McCall will be disappointed to find James Hanson, his other non-league gem of a signing, is still injured – but a measure of his impact is how much the former shelf stacker has been missed since limping off against Bournemouth. Then there’s the potential of James O’Brien, Jonathan Bateson and Jon McLaughlin, who all excelled in midweek and can all play key roles next season, and the clutch of youngsters who’ll probably start from Taylor’s bench, eager for a chance. Youth Development Manager Peter Horne was full of praise for the way McCall focused on the youth teams when in charge, he can take some credit if they emerge into senior contention although the manager may wonder – as many do – why at the start of the season McLaughlin was not favoured and Simon Eastwood was.

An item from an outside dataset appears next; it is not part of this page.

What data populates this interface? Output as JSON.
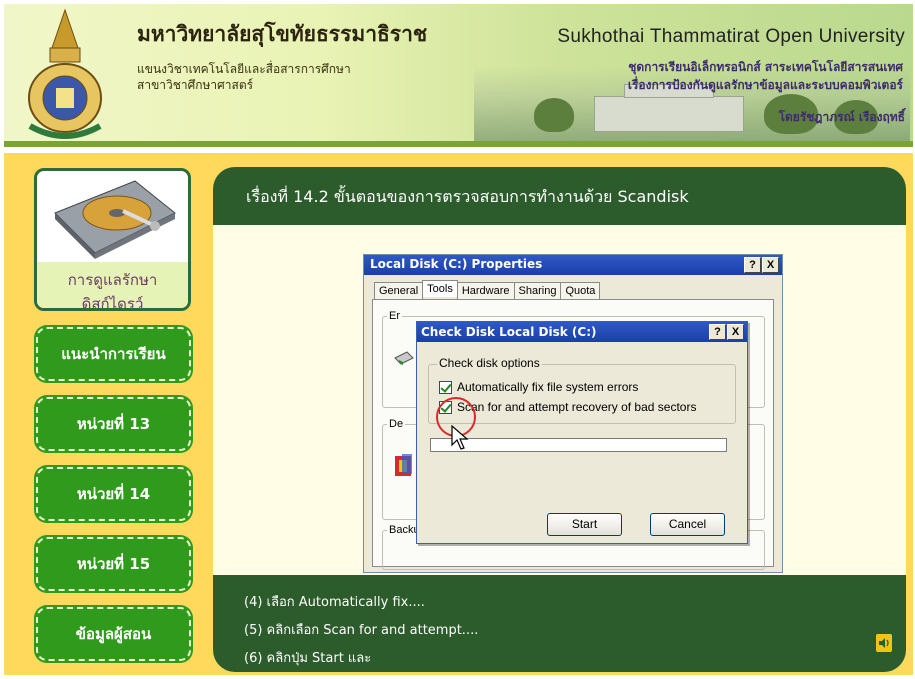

If McCall is able to meet his former players, he might also have some words for captain Zesh Rehman. The debate over the merits of the Pakistan defender continues to rage despite the man-of-the-match contender performance and goal in midweek, which followed an encouraging display at Burton last Saturday. It’s a debate which some of us supporters feel unsure whether to add to and risk inflaming or quietly hoping it all calms down. For his part Rehman ignores the abuse which – distressingly – he has got used to during his career.

Having spent most of his career bathed in success McCall would not have been used to criticism or abuse as a player and any wisdom he could pass on to the man he made captain would be based on the last two years of his management. Talking about McCall in a superb interview the City Gent released this weekend Peter Taylor likens his first management role at Southend to McCall’s time at the Bantams and speaks about the healthy distance he has between himself and the job that he learnt from the experience.

Watching Robbie Threlfall could give McCall chance to raise a smile – he was on the former boss’s shortlist and his delivery once again proved telling on Tuesday night – and one doubts he will find anything to dislike in Adam Bolder. McCall’s teams were defined by the presence, or absence, of hard-working midfielders such as he.

One wonders if McCall will be rueful when watching the game seeing the directness of Taylor’s side. McCall’s teams were more committed to playing the beautiful game beautifully than Taylor’s are and perhaps that is a regret for the former manager. Had he used the strength and height of James Hanson as Taylor does, had he told his defenders that Row Z – rather that attempts to start attacks from broken up play – offered the safest policy would things have turned out differently for the former gaffer. Will they turn out different for Taylor?

Taylor sends out a team to play a struggling Barnet side who look over their shoulder at Grimsby’s slow trundle towards them with an increasing worry. The London side are not in squeaky bottom time yet, but a defeat at Valley Parade would draw that day closer.

Taylor’s side is still beset by injuries with first team players Simon Ramsden, James Hanson, Omar Daley and Michael Flynn all edging slowly out of the treatment room. Taylor is expected to play the same eleven who started on Tuesday night with McLaughlin in goal, Bateson, Williams, Rehman and Threlfall at the back a three in midfield of Lee Bullock, Bolder and James O’Brien with Gavin Grant and Leon Osbourne supporting Evans up front.